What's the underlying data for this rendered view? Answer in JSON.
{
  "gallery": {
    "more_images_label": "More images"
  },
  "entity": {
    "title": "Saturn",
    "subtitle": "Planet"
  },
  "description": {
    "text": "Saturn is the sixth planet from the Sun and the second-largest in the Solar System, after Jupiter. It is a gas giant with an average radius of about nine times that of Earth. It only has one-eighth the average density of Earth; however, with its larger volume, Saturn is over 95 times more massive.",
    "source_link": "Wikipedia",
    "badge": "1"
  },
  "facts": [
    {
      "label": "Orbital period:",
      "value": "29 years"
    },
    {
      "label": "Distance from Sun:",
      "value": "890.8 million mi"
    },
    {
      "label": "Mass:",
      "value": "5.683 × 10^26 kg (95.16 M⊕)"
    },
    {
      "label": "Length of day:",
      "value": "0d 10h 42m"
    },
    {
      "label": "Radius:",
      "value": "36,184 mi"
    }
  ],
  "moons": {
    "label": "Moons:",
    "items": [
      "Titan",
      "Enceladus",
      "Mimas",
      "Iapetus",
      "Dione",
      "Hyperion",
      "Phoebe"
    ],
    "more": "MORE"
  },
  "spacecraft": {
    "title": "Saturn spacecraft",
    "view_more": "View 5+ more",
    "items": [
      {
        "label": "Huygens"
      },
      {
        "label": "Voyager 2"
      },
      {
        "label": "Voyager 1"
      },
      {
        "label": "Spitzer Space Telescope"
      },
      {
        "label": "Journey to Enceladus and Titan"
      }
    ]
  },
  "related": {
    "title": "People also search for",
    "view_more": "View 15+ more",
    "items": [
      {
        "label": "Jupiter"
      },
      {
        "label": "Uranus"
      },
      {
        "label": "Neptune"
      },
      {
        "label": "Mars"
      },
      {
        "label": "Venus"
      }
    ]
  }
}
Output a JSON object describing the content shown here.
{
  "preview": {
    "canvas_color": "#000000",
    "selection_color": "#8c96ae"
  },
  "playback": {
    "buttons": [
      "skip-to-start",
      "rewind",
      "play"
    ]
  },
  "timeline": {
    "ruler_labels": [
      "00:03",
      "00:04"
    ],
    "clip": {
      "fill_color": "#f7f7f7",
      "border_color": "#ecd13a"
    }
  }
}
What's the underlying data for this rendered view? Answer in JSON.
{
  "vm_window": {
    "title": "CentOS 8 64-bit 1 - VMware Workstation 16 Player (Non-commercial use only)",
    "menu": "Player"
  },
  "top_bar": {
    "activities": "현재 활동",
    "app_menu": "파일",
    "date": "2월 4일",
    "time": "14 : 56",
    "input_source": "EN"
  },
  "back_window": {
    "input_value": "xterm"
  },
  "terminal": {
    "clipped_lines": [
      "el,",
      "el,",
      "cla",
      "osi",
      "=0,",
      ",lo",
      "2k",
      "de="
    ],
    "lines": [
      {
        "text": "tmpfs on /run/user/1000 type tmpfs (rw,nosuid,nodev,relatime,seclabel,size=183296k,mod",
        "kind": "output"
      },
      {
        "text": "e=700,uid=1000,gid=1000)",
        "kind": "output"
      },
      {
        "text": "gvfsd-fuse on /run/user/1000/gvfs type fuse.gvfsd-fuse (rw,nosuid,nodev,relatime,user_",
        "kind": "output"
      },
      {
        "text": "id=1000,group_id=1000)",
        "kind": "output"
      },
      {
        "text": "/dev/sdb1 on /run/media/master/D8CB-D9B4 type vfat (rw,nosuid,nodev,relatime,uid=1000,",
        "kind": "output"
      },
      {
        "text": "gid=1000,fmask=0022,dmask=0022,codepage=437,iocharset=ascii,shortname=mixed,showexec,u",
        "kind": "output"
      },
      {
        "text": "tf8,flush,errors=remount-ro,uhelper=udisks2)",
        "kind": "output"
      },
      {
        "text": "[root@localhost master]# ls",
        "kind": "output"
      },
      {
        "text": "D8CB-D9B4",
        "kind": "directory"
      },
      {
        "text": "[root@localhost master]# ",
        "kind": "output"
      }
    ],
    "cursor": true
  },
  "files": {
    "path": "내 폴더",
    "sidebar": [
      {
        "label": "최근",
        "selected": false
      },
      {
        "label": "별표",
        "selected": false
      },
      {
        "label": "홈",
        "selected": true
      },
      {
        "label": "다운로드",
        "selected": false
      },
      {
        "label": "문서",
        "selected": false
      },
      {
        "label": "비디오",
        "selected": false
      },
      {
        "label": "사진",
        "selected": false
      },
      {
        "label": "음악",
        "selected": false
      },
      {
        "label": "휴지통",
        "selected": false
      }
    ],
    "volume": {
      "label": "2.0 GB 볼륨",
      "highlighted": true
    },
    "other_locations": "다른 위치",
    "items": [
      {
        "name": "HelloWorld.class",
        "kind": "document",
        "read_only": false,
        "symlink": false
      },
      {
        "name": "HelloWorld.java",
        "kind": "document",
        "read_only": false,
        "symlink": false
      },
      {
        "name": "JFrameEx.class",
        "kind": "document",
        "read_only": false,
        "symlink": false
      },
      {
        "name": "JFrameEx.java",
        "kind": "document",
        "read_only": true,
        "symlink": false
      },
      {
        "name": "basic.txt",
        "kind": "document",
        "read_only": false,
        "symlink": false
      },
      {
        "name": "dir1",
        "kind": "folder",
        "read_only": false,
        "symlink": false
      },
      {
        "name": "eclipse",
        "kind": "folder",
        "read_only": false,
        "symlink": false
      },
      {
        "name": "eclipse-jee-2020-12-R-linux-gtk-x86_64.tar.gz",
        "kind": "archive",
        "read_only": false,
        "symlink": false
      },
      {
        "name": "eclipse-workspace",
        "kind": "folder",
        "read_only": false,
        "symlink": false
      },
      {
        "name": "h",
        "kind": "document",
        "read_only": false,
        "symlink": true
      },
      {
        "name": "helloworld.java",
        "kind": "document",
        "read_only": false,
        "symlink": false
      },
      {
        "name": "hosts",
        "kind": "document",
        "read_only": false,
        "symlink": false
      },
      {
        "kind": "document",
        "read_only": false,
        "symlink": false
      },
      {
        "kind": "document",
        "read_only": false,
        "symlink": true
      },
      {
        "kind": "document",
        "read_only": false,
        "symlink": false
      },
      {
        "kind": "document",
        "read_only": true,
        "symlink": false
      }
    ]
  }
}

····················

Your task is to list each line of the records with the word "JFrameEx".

▶ _Result below_:
        "name": "JFrameEx.class",
        "name": "JFrameEx.java",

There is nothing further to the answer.